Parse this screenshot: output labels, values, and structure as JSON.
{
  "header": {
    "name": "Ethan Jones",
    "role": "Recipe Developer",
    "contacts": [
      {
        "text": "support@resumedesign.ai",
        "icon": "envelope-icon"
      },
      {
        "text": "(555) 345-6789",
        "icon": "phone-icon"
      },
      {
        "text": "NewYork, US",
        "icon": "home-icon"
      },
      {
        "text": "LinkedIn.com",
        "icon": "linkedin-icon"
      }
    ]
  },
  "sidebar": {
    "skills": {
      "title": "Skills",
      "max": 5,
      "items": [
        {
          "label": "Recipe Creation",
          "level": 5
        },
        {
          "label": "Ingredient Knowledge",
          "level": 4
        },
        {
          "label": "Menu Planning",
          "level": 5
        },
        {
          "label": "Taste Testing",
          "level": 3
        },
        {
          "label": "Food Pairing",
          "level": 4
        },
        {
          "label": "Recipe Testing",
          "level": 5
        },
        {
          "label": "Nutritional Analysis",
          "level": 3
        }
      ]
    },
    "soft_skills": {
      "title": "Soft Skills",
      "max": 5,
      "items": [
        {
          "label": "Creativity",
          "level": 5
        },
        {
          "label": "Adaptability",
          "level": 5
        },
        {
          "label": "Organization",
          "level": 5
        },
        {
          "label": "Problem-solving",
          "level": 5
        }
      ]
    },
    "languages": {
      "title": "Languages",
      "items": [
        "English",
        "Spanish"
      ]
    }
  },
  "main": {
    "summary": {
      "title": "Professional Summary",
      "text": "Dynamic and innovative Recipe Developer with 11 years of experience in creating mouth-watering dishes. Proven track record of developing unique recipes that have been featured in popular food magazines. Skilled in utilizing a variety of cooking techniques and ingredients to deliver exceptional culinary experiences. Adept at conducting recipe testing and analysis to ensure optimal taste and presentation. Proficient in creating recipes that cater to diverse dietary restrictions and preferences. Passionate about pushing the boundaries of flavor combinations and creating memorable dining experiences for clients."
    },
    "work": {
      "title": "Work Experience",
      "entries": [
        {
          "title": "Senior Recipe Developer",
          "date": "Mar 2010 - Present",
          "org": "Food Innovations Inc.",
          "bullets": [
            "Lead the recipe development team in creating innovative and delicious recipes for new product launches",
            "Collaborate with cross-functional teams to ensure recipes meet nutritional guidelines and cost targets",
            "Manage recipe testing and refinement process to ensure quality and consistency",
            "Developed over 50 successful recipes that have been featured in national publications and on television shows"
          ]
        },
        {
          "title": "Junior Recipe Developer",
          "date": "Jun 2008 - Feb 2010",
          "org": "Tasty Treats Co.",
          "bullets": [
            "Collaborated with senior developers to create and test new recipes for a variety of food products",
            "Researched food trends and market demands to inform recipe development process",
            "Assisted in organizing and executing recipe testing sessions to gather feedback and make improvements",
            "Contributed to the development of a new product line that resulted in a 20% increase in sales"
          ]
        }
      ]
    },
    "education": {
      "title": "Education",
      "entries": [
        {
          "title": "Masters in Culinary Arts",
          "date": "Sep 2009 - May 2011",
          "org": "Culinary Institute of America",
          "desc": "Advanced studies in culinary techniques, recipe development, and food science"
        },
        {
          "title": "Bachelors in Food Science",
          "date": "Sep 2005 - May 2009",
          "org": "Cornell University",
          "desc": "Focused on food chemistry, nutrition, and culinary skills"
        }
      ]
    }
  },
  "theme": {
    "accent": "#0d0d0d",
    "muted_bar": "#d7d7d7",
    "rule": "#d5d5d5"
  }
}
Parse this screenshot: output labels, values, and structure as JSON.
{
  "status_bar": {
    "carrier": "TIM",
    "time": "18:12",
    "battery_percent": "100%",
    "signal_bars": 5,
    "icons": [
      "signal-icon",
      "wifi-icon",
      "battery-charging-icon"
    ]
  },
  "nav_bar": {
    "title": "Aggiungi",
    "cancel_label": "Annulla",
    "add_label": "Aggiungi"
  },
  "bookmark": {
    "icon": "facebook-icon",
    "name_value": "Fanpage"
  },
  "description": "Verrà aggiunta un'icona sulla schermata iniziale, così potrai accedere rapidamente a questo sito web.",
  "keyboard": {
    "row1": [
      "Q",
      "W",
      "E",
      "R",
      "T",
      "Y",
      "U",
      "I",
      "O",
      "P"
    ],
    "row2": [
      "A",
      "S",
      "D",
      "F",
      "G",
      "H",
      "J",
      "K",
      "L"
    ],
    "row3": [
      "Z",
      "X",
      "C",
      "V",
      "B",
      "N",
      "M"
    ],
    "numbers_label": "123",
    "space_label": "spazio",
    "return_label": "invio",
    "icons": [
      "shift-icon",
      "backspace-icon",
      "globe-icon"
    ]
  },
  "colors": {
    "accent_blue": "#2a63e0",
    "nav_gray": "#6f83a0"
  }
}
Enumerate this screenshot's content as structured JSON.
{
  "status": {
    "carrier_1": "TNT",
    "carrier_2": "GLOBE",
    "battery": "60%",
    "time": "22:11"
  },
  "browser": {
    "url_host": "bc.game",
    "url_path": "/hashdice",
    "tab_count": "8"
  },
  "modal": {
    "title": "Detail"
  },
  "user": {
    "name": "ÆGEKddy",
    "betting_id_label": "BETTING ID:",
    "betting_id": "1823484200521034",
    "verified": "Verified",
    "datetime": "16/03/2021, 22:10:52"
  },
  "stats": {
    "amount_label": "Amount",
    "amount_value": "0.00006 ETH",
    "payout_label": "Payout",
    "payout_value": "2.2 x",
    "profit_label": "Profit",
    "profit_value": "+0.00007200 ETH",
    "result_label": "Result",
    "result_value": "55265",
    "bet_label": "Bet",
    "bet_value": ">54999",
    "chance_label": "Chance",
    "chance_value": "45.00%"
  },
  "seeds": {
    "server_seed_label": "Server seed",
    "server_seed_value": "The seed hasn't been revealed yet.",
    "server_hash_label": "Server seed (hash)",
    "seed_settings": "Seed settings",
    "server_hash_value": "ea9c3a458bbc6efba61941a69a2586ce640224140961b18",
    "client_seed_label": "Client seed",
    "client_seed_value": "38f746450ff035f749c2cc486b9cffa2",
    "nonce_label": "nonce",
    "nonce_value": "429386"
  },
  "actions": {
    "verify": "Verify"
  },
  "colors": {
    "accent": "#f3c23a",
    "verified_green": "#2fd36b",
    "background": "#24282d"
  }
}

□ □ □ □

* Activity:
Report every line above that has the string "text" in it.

* Your solution:
        "text": "support@resumedesign.ai",
        "text": "(555) 345-6789",
        "text": "NewYork, US",
        "text": "LinkedIn.com",
      "text": "Dynamic and innovative Recipe Developer with 11 years of experience in creating mouth-watering dishes. Proven track record of developing unique recipes that have been featured in popular food magazines. Skilled in utilizing a variety of cooking techniques and ingredients to deliver exceptional culinary experiences. Adept at conducting recipe testing and analysis to ensure optimal taste and presentation. Proficient in creating recipes that cater to diverse dietary restrictions and preferences. Passionate about pushing the boundaries of flavor combinations and creating memorable dining experiences for clients."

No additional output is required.